The limits of my language means the limits of my world.Qusmo Qusmo 2012-09-13 (visit:702) - Ludwig Wittgenstein words
I don't know why we are here, but I'm pretty sure that it is not in order to enjoy ourselves.Qusmo Qusmo 2012-09-13 (visit:824) - Ludwig Wittgenstein life
A serious and good philosophical work could be written consisting entirely of jokes.Qusmo Qusmo 2012-09-13 (visit:463) - Ludwig Wittgenstein
Whereof one cannot speak, thereof one must be silent.Qusmo Qusmo 2012-09-13 (visit:667) - Ludwig Wittgenstein
The real question of life after death isn't whether or not it exists, but even if it does what problem this really solves.Qusmo Qusmo 2012-09-13 (visit:744) - Ludwig Wittgenstein life
Don't for heaven's sake, be afraid of talking nonsense! But you must pay attention to your nonsense.Qusmo Qusmo 2012-09-13 (visit:543) - Ludwig Wittgenstein nonsense
If people never did silly things nothing intelligent would ever get done.Qusmo Qusmo 2012-09-13 (visit:641) - Ludwig Wittgenstein
I am sitting with a philosopher in the garden; he says again and again 'I know that that’s a tree', pointing to a tree that is near us. Someone else arrives and hears this, and I tell him: 'This fellow isn’t insane. We are only doing philosophy.'Qusmo Qusmo 2012-09-13 (visit:543) - Ludwig Wittgenstein On Certainty insanity
Never stay up on the barren heights of cleverness, but come down into the green valleys of silliness.Qusmo Qusmo 2012-09-13 (visit:472) - Ludwig Wittgenstein
The problems are solved, not by giving new information, but by arranging what we have known since long.Qusmo Qusmo 2012-09-13 (visit:697) - Ludwig Wittgenstein Philosophical Investigations knowledge
Not how the world is, but that it is, is the mystery.Qusmo Qusmo 2012-09-13 (visit:761) - Ludwig Wittgenstein
The limits of my language are the limits of my mind. All I know is what I have words for.Qusmo Qusmo 2012-09-13 (visit:727) - Ludwig Wittgenstein

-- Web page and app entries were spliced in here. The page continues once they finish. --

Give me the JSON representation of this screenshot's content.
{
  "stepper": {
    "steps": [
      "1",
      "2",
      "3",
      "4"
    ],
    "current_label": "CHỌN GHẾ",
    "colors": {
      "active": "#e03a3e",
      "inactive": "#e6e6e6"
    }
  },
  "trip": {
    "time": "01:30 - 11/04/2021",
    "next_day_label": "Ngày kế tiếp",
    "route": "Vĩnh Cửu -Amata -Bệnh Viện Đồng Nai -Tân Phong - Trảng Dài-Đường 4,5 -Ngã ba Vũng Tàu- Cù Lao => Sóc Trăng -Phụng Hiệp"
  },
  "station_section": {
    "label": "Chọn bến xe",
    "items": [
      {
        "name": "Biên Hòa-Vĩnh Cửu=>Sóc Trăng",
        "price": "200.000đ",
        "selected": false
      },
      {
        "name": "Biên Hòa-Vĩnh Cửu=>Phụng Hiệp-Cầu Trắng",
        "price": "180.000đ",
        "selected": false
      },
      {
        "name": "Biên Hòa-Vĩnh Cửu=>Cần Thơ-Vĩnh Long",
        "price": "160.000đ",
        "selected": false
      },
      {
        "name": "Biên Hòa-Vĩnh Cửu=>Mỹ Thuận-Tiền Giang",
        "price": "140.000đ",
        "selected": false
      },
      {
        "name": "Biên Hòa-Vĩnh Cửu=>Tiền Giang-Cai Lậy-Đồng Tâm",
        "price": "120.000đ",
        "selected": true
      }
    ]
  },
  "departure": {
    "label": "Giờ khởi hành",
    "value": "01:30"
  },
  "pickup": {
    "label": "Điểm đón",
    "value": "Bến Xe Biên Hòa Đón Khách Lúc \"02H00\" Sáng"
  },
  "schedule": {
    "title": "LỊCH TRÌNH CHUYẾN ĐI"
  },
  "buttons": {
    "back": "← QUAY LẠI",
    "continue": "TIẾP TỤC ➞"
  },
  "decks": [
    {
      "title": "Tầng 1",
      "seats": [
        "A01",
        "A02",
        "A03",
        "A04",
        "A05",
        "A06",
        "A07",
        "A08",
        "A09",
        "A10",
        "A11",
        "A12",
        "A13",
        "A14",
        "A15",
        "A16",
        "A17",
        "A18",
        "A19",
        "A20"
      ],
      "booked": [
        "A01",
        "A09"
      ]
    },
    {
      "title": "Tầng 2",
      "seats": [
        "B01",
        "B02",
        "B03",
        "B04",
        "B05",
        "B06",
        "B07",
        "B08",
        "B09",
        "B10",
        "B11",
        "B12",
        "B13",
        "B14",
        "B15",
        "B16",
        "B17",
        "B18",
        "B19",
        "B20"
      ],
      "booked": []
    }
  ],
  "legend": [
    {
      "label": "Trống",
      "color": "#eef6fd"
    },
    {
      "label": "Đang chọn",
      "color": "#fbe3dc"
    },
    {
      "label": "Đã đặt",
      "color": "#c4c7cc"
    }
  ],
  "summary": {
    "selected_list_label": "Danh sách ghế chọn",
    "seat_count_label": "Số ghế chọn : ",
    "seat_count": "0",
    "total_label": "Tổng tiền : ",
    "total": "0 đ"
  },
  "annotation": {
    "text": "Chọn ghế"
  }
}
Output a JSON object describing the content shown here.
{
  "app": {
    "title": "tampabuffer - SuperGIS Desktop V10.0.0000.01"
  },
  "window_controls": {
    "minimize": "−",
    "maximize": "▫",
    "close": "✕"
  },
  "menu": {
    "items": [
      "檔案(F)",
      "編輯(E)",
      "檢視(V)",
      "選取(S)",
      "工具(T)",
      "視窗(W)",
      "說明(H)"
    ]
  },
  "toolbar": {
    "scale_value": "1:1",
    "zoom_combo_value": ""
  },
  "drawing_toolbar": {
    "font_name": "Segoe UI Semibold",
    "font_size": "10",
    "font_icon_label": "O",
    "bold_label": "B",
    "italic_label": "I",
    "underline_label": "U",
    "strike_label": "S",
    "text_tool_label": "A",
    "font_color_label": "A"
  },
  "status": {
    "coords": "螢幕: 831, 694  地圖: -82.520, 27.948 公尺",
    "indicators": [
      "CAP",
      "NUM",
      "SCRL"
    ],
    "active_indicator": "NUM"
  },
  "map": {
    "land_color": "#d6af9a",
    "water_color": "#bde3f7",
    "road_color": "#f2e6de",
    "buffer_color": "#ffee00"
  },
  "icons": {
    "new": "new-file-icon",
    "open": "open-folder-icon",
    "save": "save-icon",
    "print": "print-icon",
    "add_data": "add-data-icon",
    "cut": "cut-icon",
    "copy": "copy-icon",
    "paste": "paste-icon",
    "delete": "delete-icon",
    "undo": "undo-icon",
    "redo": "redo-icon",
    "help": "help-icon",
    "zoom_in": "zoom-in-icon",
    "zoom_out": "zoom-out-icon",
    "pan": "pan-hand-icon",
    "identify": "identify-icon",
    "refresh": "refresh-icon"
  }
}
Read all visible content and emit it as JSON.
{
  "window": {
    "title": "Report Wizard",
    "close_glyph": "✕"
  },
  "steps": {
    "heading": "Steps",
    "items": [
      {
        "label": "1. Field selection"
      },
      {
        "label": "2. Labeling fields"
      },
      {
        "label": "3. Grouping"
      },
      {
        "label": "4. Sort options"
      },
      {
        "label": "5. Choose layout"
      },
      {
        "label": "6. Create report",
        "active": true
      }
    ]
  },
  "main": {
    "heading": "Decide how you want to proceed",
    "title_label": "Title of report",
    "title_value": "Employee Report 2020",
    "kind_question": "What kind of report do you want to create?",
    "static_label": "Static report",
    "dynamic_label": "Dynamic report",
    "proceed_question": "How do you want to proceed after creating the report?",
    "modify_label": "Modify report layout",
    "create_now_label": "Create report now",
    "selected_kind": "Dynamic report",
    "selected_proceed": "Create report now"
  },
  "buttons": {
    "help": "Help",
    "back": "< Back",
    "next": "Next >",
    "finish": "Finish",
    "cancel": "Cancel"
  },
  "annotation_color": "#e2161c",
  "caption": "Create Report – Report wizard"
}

Ludwig Josef Johann Wittgenstein (26 April 1889 – 29 April 1951) was an Austrian-British philosopher who worked primarily in logic, the philosophy of mathematics, the philosophy of mind, and the philosophy of language. He was professor in philosophy at the University of Cambridge from 1939 until 1947. In his lifetime, he published just one book review, one article, a children's dictionary, and the 75-page Tractatus Logico-Philosophicus (1921). In 1999, his posthumously published Philosophical Investigations (1953) was ranked as the most important book of 20th-century philosophy by the Baruch Poll , standing out as "...the one crossover masterpiece in twentieth-century philosophy, appealing across diverse specializations and philosophical orientations". Philosopher Bertrand Russell described him as "the most perfect example I have ever known of genius as traditionally conceived, passionate, profound, intense, and dominating".
Born in Vienna into one of Europe's wealthiest families, he gave away his entire inheritance. Three of his brothers committed suicide, with Ludwig contemplating it too. He left academia several times: serving as an officer on the frontline during World War I, where he was decorated a number of times for his courage; teaching in schools in remote Austrian villages, where he encountered controversy for hitting children when they made mistakes in mathematics; and working during World War II as a hospital porter in London, where he told patients not to take the drugs they were prescribed, and where no-one knew he was one of the world's most famous philosophers. He described philosophy, however, as "the only work that gives me real satisfaction."
His philosophy is often divided between his early period, exemplified by the Tractatus, and later period, articulated in the Philosophical Investigations. The early Wittgenstein was concerned with the logical relationship between propositions and the world, and believed that by providing an account of the logic underlying this relationship he had solved all philosophical problems. The later Wittgenstein rejected many of the conclusions of the Tractatus, arguing that the meaning of words is constituted by the function they perform within any given language-game.
Wittgenstein's influence has been felt in nearly every field of the humanities and social sciences, yet there are widely diverging interpretations of his thought. In the words of his friend and colleague Georg Henrik von Wright: "He was of the opinion... that his ideas were generally misunderstood and distorted even by those who professed to be his disciples. He doubted he would be better understood in the future. He once said he felt as though he were writing for people who would think in a different way, breathe a different air of life, from that of present-day men."